Nike has always had the idea to give pretty much everyone a fair chance. They want people to have the opportunity to spend their money on swooshes. There is a select group of people however that every sneakerhead follows called “influencers”. These people are the newest marketing tool and I am betting that Nike has made these access codes for them.
My best guess on why Nike released the codes is because with the growth of “influencers” dominating social media. They need to make sure the shepherds (influencers) corral the sheeps (hypebeasts) towards the latest release. The access codes are an easy way to connect Nike with influencers that aren’t quite at a level that warrant a visit from a Nike and some free shoes. They can find an Instagram account that is regularly featured with Nike products and is great at “building hype”. They then hook the owner of the account up with guaranteed access to sneakers that everyone wants. This account is now able to guarantee they get access to new releases, and Nike has to do very little to attract this influencer to become a loyalist or at very least an advocate if they weren’t already.
The other potential reason why Nike has the access code system is that it is a new way to battle the bots.
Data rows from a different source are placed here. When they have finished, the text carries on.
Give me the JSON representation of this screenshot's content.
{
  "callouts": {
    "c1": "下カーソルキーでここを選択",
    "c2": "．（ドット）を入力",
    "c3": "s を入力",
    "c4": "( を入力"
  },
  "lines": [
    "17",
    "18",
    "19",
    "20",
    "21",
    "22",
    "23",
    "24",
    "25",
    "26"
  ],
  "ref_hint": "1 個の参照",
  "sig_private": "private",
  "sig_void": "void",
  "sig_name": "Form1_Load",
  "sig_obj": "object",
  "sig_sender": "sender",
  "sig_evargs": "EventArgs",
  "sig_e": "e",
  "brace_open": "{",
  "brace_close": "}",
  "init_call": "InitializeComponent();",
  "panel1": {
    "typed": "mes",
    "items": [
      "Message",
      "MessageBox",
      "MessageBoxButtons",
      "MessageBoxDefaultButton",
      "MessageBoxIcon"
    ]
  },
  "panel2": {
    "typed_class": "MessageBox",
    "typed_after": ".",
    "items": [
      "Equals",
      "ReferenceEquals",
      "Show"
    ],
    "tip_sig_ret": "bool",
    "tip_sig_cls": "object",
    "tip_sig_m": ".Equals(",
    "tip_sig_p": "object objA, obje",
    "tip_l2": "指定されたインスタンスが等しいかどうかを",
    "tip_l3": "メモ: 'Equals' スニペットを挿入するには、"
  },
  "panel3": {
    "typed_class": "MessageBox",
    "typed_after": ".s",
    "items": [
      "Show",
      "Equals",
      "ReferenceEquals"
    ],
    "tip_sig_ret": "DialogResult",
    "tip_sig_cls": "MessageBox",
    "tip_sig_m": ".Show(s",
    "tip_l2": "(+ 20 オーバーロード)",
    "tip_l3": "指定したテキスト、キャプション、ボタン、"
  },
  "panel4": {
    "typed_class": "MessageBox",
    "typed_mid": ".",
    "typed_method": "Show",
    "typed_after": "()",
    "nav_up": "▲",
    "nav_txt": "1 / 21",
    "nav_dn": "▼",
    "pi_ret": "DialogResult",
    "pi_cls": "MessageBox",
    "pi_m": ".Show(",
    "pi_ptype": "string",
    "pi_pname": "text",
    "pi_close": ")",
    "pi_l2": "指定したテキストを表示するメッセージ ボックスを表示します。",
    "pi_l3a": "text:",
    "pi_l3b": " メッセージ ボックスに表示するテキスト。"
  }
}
There are people saying this might be a large scale attempt to change the game.
spoke to rep. Every1 might get a code to manually put in prior to adding to cart. Attacks atc services and slows down atc bots @Deftronic—
SneakApeeK (@k1avalanche) February 22, 2014
If that is the case, and the game is changing to where I might actually get a pair online then I’m all for it. It would be great to know that everyone has a chance.
Essentially this is what Nike has said, and it isn’t a lot. That said, it has let me speculate as to what is going on, and it gives you a chance to read about it. You be the judge on what they’re using the codes for.
What I would love to see, and what I think Nike should do is simple. Take the model that most stores use for an uber popular release and put it online. The model I’m talking about of course is the “raffle model”. My idea is pretty simple. People can sign up to be a part of the raffle 24 hours before the launch of the shoe. By signing up they commit to pay. Nike has their credit card and shipping info on file so unless they pull out they’re in the running. At 8 EST, Nike uses an algorithm to pick the lucky winners, and they get shipped their shoes. No ridiculous wake-ups necessary, no waiting in the cold, no complaining about your WiFI, no sneaker violence, and more opportunity for everyone. Will this take some of the fun out of it? Maybe, but at least it makes it fair for everyone.
I guess until that day though, the struggle will stay real. For those without access anyways.